“I'm going to Saigon,” said Secretary of Defense James Mattis last month before correcting himself. “Ho Chi Minh City -- former Saigon.” It was the fifth time that Mattis would meet with his Vietnamese counterpart, Minister of National Defense Ngo Xuan Lich, and it marked the defense secretary’s first visit to a former U.S. military... Read More
[Note for TomDispatch Readers: On this Memorial Day weekend dedicated to remembering those who died in America’s wars, TomDispatch brings back a powerful 2008 Nick Turse piece about two civilians, two Vietnamese, who did not, in fact, die in the long ago American conflict in their country, but did lose parts of themselves. We hope... Read More
Nguyen Van Tu asks if I'm serious. Am I really willing to tell his story -- to tell the story of the Vietnamese who live in this rural corner of the Mekong Delta? Almost 40 years after guerrilla fighters in his country threw the limits of U.S. military power into stark relief -- during the... Read More
Why do I always seem to be writing about Henry Kissinger? I once listened to the man who helped prolong the Vietnam War for half a decade declare that its “tragedy” lay in the fact “that the faith of Americans in each other became destroyed in the process.” I later took to the (web)pages of... Read More
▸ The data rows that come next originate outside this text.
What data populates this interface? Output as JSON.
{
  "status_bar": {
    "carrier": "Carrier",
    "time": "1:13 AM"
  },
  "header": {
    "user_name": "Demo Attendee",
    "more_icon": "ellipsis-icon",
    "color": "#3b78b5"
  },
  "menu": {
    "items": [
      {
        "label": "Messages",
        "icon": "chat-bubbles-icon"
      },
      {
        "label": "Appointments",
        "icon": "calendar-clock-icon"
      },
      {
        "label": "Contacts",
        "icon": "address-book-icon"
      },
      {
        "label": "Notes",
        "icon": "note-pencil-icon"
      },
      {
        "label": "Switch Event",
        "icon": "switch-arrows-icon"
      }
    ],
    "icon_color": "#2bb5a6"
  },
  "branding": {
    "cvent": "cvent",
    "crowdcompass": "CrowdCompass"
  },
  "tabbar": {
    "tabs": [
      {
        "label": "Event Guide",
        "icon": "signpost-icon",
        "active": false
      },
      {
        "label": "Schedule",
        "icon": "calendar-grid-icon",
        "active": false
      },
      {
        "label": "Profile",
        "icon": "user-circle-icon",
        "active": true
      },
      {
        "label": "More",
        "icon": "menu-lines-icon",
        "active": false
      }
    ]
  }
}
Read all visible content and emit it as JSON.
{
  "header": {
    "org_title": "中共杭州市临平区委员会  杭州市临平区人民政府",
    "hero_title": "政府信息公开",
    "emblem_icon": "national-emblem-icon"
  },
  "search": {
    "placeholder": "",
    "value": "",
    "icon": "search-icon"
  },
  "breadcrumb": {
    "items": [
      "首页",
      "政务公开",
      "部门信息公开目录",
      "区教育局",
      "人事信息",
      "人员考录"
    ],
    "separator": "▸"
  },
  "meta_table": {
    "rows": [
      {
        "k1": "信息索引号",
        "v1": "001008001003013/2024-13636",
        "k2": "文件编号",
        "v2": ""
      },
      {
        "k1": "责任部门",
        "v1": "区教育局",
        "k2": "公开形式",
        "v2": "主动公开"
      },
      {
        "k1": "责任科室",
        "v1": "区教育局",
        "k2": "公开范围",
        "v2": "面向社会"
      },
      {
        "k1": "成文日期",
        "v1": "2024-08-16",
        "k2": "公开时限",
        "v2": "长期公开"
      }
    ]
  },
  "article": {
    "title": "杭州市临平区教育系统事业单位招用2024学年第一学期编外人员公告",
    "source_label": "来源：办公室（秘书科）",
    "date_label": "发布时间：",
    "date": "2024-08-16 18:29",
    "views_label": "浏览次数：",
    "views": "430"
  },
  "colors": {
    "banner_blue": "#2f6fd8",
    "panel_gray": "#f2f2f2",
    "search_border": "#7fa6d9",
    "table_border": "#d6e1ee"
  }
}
Suddenly he appeared, riding in the back of a truck, his arms thrust to the heavens, his fists clenched tight. I couldn’t believe my eyes. It was Ho Chi Minh, modern Vietnam’s founding father... and he was holding dumbbells. It was 2010, the eve of the 35th anniversary of the fall of Saigon -- though... Read More
It’s 2053 -- 20 years since you needed a computer, tablet, or smart phone to go online. At least, that’s true in the developed world: you know, China, India, Brazil, and even some parts of the United States. Cybernetic eye implants allow you to see everything with a digital overlay. And once facial recognition software... Read More
Nick Turse is the associate editor of TomDispatch.com and the winner of a 2009 Ridenhour Prize for Reportorial Distinction as well as a James Aronson Award for Social Justice Journalism. His work has appeared in the Los Angeles Times, the Nation, In These Times, and regularly at TomDispatch. Turse is currently a fellow at New York University's Center for the United States and the Cold War. A paperback edition of his book The Complex: How the Military Invades Our Everyday Lives (Metropolitan Books) was published earlier this year. His website is NickTurse.com.